Task directions:
The answer should consist of each line from the data below that includes "United".

Material for this exercise:
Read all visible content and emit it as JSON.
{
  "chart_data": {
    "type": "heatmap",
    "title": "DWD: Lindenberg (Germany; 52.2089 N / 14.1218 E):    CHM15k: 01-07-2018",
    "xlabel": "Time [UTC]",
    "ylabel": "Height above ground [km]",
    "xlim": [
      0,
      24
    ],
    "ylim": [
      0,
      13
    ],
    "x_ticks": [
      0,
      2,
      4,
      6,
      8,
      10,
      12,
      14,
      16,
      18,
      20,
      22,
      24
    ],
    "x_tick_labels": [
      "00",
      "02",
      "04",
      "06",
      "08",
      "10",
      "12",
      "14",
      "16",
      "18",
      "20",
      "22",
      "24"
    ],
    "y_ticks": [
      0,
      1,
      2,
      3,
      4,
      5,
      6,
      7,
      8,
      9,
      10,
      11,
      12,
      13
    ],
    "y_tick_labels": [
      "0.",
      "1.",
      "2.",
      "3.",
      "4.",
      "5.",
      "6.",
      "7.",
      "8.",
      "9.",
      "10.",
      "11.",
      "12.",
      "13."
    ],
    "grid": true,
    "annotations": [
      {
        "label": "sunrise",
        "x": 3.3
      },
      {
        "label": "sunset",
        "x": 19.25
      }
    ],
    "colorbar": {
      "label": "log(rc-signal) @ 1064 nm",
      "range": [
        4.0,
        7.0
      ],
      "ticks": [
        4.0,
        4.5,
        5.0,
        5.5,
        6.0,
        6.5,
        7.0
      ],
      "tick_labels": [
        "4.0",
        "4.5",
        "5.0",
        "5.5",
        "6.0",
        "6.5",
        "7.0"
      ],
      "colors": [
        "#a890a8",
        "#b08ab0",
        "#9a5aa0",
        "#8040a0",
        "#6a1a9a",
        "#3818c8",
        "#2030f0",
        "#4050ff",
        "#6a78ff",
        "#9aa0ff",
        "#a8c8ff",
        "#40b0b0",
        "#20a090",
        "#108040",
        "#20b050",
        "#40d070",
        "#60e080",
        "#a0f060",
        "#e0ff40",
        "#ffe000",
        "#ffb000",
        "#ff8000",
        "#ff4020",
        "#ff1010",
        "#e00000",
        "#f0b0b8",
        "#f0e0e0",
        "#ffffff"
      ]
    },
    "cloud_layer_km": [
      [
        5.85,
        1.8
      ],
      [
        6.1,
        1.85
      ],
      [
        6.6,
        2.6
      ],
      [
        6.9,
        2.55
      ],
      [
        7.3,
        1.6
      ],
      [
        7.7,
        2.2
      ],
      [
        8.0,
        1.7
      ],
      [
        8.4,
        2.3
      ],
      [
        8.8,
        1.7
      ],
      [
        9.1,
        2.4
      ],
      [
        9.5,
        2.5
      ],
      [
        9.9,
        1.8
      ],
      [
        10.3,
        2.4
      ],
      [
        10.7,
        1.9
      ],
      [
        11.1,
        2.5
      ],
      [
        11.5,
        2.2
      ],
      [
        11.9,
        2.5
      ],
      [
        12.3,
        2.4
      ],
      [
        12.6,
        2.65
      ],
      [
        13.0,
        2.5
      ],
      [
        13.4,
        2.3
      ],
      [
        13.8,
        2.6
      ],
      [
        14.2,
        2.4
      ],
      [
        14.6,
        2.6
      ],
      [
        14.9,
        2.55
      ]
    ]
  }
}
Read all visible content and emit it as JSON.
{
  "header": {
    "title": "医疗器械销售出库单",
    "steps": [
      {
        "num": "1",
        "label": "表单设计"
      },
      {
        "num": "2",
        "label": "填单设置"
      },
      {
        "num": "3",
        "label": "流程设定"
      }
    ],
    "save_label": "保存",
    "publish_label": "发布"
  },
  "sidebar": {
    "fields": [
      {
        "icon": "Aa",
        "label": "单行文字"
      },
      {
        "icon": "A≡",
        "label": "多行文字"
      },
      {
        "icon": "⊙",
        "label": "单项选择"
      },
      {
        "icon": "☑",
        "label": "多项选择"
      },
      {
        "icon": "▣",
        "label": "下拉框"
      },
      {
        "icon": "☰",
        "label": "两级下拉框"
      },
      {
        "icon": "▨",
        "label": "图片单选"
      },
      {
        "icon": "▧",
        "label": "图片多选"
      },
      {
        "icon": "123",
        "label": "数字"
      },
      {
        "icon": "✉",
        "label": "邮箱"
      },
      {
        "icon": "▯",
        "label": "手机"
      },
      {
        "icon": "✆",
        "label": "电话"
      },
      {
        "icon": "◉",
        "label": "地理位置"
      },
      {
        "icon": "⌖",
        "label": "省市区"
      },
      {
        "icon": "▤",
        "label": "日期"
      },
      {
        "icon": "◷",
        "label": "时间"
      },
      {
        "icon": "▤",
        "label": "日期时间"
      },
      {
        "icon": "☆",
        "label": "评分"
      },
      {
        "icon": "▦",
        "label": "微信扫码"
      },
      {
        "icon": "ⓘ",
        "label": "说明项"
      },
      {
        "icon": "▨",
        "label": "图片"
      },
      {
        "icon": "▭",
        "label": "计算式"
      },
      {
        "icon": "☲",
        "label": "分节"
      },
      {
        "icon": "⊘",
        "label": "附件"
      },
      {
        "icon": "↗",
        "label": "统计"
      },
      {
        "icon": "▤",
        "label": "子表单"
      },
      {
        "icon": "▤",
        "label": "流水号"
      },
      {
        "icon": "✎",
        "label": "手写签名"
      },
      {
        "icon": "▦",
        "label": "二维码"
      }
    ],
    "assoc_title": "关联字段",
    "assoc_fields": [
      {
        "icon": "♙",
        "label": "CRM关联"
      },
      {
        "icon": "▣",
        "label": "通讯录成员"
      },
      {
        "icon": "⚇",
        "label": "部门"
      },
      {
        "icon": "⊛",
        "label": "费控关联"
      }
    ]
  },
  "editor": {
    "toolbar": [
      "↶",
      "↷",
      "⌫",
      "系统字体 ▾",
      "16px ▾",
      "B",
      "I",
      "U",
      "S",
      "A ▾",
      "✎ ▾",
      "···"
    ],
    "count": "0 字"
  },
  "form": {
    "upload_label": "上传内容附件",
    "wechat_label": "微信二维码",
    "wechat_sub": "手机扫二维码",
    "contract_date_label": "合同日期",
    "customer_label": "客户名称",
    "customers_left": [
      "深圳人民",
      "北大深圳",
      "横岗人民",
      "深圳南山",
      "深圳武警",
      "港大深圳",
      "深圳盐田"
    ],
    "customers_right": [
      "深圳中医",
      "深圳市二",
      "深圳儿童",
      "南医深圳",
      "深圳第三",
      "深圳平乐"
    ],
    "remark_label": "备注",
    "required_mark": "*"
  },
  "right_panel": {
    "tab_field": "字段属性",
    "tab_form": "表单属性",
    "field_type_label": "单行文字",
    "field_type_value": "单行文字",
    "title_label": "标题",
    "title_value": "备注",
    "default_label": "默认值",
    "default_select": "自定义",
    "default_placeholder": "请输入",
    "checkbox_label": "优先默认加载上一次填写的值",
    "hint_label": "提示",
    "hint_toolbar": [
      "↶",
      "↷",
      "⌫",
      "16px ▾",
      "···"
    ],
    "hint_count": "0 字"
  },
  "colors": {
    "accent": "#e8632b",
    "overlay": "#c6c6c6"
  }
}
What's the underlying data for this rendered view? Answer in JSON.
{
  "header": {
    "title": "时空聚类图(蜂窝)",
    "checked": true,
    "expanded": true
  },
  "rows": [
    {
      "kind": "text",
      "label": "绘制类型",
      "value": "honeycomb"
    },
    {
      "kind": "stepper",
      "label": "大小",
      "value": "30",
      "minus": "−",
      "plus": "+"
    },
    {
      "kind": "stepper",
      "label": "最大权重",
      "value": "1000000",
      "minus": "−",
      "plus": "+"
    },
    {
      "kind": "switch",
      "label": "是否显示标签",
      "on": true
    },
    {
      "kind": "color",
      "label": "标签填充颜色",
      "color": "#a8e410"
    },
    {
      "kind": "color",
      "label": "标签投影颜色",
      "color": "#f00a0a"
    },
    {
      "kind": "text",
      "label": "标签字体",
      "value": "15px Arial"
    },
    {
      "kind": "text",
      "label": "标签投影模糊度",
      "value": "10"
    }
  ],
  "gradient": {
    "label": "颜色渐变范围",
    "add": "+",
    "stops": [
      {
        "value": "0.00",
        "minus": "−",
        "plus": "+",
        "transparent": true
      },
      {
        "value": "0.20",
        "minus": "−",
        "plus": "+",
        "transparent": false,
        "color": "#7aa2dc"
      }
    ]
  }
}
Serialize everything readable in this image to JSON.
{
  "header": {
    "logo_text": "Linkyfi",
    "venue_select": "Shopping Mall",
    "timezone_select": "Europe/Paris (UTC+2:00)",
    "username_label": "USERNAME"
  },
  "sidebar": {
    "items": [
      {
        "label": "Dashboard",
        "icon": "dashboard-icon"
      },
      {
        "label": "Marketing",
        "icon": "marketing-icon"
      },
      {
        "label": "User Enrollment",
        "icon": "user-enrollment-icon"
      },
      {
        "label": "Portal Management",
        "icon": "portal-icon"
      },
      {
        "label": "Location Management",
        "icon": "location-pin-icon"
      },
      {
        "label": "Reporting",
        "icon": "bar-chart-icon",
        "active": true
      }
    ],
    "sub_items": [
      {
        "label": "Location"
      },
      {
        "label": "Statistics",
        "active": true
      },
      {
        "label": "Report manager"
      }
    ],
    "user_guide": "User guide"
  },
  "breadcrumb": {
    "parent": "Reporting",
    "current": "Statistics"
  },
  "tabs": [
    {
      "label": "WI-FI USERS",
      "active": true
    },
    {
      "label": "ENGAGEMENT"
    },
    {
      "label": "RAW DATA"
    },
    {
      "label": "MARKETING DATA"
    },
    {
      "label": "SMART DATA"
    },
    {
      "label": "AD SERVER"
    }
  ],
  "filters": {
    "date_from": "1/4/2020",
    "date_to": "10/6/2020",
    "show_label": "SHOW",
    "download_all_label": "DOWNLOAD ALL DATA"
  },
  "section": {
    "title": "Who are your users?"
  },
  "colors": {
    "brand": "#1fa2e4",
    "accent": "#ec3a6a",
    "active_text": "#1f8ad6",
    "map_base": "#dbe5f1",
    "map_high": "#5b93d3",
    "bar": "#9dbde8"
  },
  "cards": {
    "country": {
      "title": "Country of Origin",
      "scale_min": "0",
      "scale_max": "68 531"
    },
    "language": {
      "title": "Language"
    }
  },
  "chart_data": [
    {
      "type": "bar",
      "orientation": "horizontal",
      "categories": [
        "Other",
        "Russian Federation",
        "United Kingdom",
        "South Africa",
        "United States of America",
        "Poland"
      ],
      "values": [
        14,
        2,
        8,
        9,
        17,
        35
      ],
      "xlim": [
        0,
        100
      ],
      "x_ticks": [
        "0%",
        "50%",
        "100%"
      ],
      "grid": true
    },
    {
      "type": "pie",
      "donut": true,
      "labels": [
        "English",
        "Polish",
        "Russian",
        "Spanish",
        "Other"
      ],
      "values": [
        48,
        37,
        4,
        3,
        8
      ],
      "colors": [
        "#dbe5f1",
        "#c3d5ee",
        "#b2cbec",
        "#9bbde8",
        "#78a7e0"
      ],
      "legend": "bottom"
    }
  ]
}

Output:
        "United Kingdom",
        "United States of America",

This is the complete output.